Traditional Architecture; House Form of the Islamic Community of Bohras in Gujarat, by Madhavi Desai
Architectural studies in India, as in the rest of the world, have until recently focused on monumental buildings. The development of the history and theory of Indian architecture has been highly dependent on the classical edifices of the sub-continent. Proper study and documentation of the vernacular traditions have not been a major concern of scholars.
Vernacular architecture is more than a history of form and style or aesthetics, it is a product of cultural and environmental factors and an expression of the way of life of the people for whom it was built. Therefore, they have an equal claim in any comprehensive record of authentic history. The roots of the immense wealth of living vernacular traditions in India lie in her vast geographical milieu ranging from mountains to plains and jungles to deserts. Their manifestations are seen in the breadth and width of the country such as the isolated hamlets of Goa on the western coast, the homesteads of Kerela in the south, hill dwellings of the Kulu valley in the north, wadas of Maharashtra or desert houses of Rajasthan. This diverse and rich range of traditional habitats expresses the historical evolution of the various communities. In addition, they are of tremendous value considering that there was an intimate connection between the vernacular building technologies, local materials, craftsmanship and society.

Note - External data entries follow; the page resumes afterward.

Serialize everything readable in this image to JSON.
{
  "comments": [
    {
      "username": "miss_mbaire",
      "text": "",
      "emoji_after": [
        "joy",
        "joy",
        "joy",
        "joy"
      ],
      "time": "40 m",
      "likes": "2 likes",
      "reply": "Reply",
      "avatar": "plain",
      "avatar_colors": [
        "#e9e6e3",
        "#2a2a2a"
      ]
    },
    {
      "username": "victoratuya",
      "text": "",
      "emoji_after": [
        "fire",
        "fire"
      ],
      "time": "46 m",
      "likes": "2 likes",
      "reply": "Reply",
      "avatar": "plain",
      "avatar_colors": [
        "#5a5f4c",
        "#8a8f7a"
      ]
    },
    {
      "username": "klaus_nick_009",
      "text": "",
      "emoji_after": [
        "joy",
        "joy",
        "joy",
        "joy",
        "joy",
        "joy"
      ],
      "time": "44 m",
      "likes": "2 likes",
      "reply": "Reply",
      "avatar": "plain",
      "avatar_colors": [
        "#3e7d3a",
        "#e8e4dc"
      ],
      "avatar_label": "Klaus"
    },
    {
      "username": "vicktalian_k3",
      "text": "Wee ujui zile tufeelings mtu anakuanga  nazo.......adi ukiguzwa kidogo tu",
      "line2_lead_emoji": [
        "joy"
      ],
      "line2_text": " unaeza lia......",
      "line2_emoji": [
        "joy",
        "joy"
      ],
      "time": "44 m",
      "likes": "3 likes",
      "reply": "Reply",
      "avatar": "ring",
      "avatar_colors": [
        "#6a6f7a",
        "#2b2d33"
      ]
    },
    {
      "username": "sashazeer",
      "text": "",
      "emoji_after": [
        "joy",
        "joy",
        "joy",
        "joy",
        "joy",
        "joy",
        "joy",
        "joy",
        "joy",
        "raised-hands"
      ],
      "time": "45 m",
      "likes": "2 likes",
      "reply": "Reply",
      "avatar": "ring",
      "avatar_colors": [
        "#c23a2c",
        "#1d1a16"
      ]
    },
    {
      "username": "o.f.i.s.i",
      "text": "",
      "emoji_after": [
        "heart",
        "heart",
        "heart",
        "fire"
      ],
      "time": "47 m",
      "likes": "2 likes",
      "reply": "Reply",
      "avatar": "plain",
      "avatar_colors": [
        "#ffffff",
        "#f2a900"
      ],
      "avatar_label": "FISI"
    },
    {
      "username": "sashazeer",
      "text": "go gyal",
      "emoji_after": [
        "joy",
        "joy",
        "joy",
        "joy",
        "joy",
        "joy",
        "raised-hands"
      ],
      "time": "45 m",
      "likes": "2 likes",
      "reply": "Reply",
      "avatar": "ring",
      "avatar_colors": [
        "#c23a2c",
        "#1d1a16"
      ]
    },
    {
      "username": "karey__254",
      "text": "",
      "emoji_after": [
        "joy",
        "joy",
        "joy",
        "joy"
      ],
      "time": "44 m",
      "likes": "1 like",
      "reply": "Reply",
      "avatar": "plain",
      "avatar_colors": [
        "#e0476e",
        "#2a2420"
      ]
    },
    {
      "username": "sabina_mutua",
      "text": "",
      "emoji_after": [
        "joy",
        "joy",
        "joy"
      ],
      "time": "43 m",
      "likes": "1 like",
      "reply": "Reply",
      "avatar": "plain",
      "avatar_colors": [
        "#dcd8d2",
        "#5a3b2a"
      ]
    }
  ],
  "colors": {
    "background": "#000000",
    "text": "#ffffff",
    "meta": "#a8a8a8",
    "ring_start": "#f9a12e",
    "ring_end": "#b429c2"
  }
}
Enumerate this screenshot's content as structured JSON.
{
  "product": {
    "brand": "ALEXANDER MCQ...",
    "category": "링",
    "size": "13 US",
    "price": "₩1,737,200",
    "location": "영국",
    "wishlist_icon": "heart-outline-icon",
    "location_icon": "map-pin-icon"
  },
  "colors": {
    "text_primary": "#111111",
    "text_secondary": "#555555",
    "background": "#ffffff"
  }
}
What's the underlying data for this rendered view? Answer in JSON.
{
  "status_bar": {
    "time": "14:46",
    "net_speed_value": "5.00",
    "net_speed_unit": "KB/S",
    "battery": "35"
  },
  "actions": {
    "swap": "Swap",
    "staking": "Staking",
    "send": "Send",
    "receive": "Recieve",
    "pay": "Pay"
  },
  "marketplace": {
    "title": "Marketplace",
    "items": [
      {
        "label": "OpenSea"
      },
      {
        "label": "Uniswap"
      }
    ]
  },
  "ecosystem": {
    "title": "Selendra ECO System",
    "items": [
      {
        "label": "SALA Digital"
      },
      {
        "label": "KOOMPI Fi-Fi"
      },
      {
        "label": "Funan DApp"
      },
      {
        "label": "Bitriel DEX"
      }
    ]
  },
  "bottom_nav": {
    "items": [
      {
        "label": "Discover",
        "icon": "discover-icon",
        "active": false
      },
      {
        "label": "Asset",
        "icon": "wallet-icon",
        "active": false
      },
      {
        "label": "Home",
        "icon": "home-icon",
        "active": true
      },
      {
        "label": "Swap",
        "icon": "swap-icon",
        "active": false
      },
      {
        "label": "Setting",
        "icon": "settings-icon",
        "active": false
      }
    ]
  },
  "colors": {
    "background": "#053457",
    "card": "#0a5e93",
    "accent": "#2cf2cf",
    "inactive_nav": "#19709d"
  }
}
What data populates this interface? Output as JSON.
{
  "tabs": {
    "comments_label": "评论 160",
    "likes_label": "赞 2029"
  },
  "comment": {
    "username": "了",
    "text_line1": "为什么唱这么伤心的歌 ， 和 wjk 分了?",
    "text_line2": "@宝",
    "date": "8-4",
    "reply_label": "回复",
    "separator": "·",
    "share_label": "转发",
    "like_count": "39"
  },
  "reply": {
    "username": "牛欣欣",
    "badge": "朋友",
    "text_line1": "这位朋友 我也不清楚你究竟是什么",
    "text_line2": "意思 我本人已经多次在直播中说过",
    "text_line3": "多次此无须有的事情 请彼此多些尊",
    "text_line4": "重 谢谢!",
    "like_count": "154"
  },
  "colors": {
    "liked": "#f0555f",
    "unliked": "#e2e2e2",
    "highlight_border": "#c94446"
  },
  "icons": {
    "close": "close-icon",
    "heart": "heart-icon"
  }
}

The traditional habitats of the Islamic community of the Bohras (generally referred to as Daudi Bohras) in Gujarat, found in cities and towns such as Surat, Siddhpur, Dahood, Godhra, Kapadvanj, Khambhat, Ahmedabad, Palanpur, Bhavnagar, Dholka, Surendranagar, Morbi and Jamnagar, are excellent examples of traditional architecture rooted in the regional landscape.
After a reconnaissance survey, I selected the first six settlements for an in-depth study based on their vivid and unique characteristics manifested in the settlement morphology, street pattern and house form. Built during the period of the late eighteenth TO early twentieth centuries, these dwellings are based on the regional model but have evolved to an amazing level of sophistication and excellence.
Based on a specific spatial organization with a set of principles of design, the resultant Bohra example has a wide range of interesting manifestations. The house form itself represents the multiplicity of the architectural response to diverse cultural influences through the process of eclectic adoption. During the two hundred years of British rule, the Bohra house form also underwent years of British rule, the Bohra house form also underwent a social and aesthetic transformation but at a relatively slow pace with a minimum impact of external influences.
Title – Traditional Architecture; House Form of the Islamic Community of Bohras in Gujarat
Name of the author – Madhavi Desai
Name of the publisher – COA Council of Architecture, New Delhi, 2007
Number of pages – 120
Binding type – Hardcover
Availability – OUT OF PRINT (May get republished)
Image and text provided by Madhavi Desai